Licencias_03092013_mille

LICENCIAS DEL DERECHO DE AUTOR EN EL MARCO DE LAS ACTUALES RELACIONES COMERCIALES Me toca hablar de las licencias en un ambiente de juristas, sabedores de los principios del Derecho y acostumbrados a considerar nuestra disciplina como una herramienta para practicar el arte de establecer en la sociedad "lo bueno y lo justo". Parece oportuno recordar esta función básica del Derecho en el contexto de la revolución cuyos prolegómenos estamos viviendo y que cambiará de manera fundamental las vidas de los humanos y por tanto también tendrá influencia en la consideración común sobre lo que resulta bueno y justo para ellos.
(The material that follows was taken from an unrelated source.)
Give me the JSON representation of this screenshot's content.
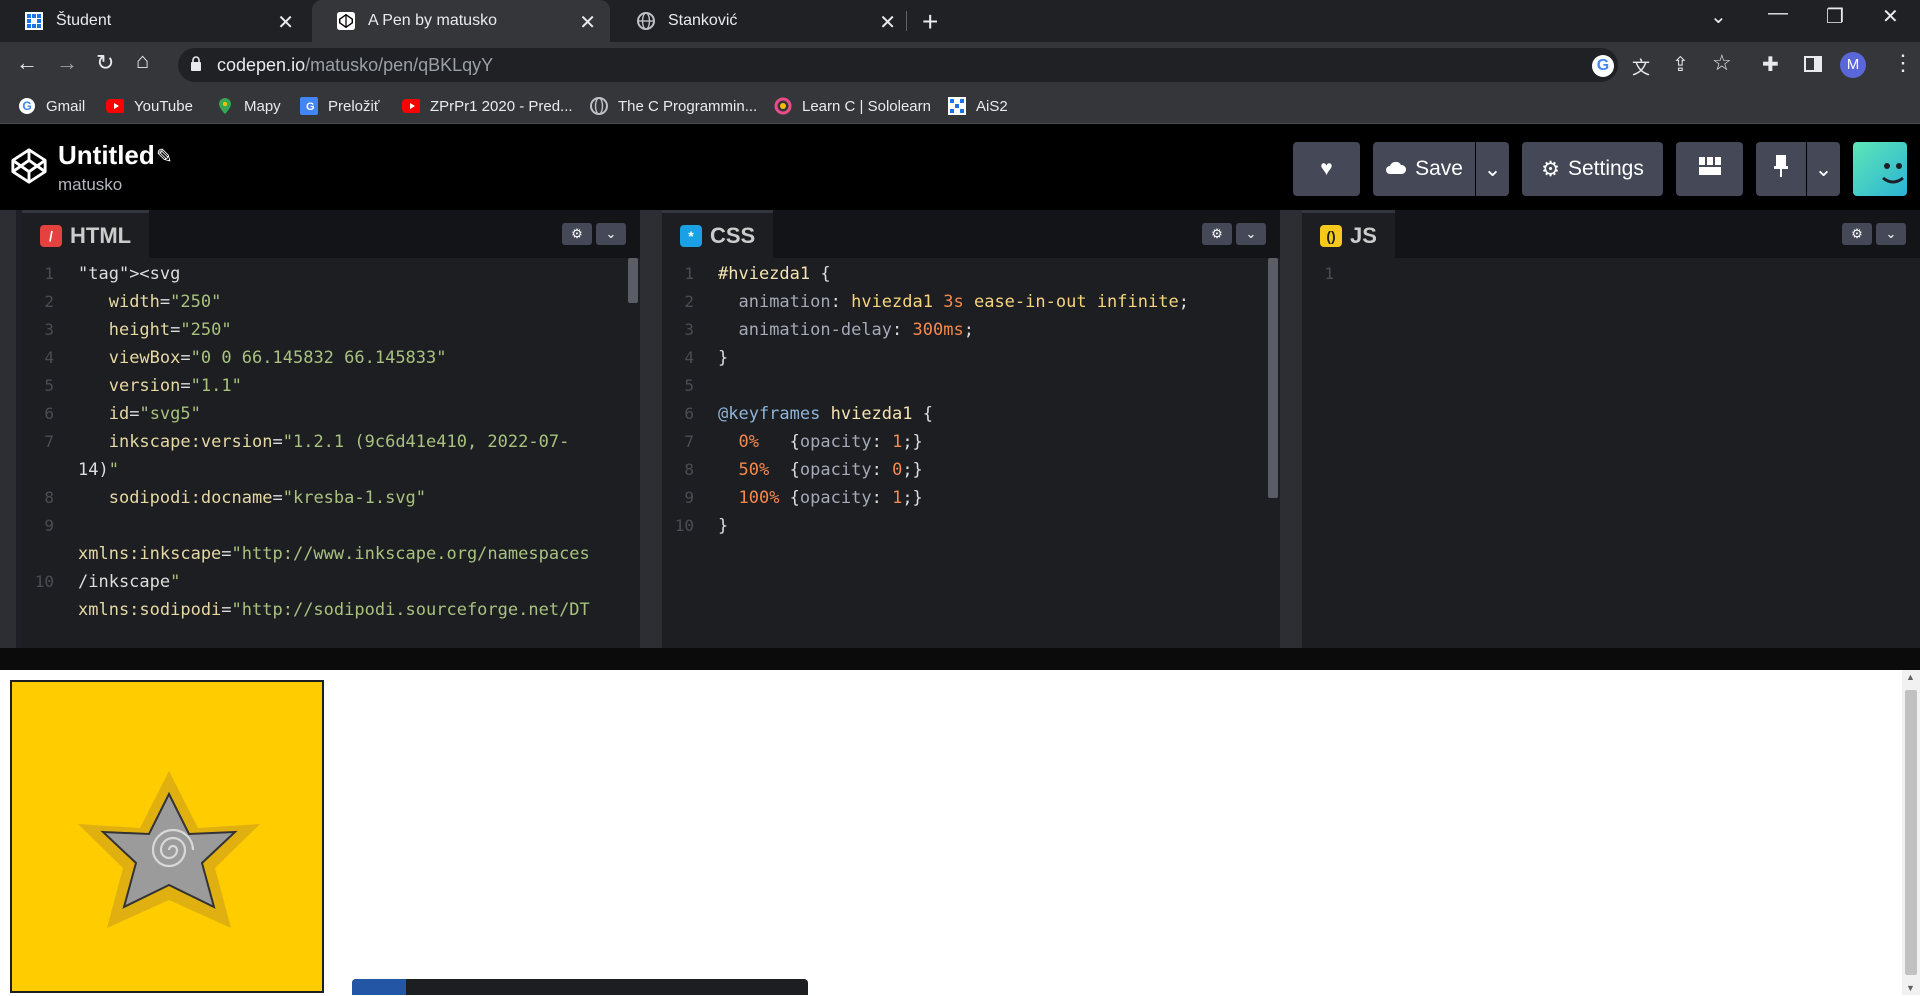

Haciendo un poco de historia, podemos recordar que en el año 1965, Gordon E. Moore, luego co-fundador de Intel, publicó un ensayo1 mostrando que desde la invención del circuito integrado en 1958 la cantidad de transistores instalados en ellos se había duplicado cada año y medio. Esa aserción fue llamada la "Ley de Moore" y sigue siendo exacta cuando ha transcurrido casi medio siglo desde la introducción de los circuitos integrados. Menos conspicua que la "Ley de Moore" es la denominada "Ley de Koomey"2, según la cual cada 18 meses se duplica la eficiencia energética, permitiendo que los ingenios computarizados procesen el doble de operaciones que en la "generación" anterior usando la misma cantidad de energía (o menos). Entre otras consecuencias, el aumento de la eficiencia energética se refleja en la mejora de la capacidad de acumulación de energía, lo que deriva en mayor movilidad y menor costo de los aparatos: allí está el auge de los teléfonos inteligentes y de las "tablets" para comprobarlo. Si recordamos la parábola de aquel sabio oriental inventor del ajedrez que pidió al rey como recompensa duplicar un premio medido en granos de arroz por cada casilla de las 66 del tablero, comprobaremos que a esta altura del proceso estamos ante un crecimiento exponencial de las tecnologías de información, que al transcurrir cada año y medio nos impulsan hacia un futuro inmediato en el que todos los valores derivados del proceso informático se duplican a velocidad vertiginosa: lo que al principio del proceso tardaba decenios en alcanzarse, se obtiene en semanas o en días a esta altura de los tiempos. Este cambio revolucionario ha causado un enorme aumento en el uso de bienes inmateriales relacionados con las tecnologías en general y con las tecnologías de información en particular. En lo que al Derecho de Autor (y sus instituciones conexas) respecta, no solamente las herramientas informáticas protegidas como obras (programas de computación, bases de datos) nos acompañan en todos los actos de nuestras vidas sino que los "contenidos" escritos, sonoros o audiovisuales soportados en código digital vienen a nuestro encuentro desde múltiples fuentes y se explotan por medio de creciente número de modalidades.